Work request: Give the number of lines below that hold the string "JSON", and nothing more.

Dataset:
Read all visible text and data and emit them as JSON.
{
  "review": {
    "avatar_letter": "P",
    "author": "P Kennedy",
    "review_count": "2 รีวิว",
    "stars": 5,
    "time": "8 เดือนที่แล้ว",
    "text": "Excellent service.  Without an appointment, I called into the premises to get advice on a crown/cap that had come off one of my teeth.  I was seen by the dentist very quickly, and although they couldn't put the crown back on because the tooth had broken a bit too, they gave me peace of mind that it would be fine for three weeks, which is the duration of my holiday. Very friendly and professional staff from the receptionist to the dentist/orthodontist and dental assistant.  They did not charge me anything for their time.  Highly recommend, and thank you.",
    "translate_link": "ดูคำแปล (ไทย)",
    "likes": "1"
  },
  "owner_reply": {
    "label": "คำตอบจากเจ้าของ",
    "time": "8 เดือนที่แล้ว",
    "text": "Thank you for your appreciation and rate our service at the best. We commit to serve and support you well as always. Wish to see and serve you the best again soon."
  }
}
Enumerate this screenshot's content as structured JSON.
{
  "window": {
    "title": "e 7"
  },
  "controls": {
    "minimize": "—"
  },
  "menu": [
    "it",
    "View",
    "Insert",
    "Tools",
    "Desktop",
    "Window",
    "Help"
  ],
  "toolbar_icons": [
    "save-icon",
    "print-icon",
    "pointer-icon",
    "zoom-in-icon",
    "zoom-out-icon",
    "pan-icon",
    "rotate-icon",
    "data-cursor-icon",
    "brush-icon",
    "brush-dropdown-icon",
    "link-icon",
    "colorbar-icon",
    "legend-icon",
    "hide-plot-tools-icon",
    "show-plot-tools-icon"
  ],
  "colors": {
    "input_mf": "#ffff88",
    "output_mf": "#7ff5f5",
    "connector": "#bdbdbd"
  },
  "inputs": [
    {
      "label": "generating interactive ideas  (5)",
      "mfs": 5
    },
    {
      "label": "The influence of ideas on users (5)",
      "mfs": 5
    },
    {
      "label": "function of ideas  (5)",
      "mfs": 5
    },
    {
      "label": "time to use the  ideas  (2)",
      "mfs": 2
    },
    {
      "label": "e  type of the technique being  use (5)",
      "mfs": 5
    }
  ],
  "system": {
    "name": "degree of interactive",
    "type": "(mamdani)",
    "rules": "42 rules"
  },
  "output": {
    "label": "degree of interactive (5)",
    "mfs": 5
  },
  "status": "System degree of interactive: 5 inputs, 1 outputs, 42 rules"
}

Task result: 2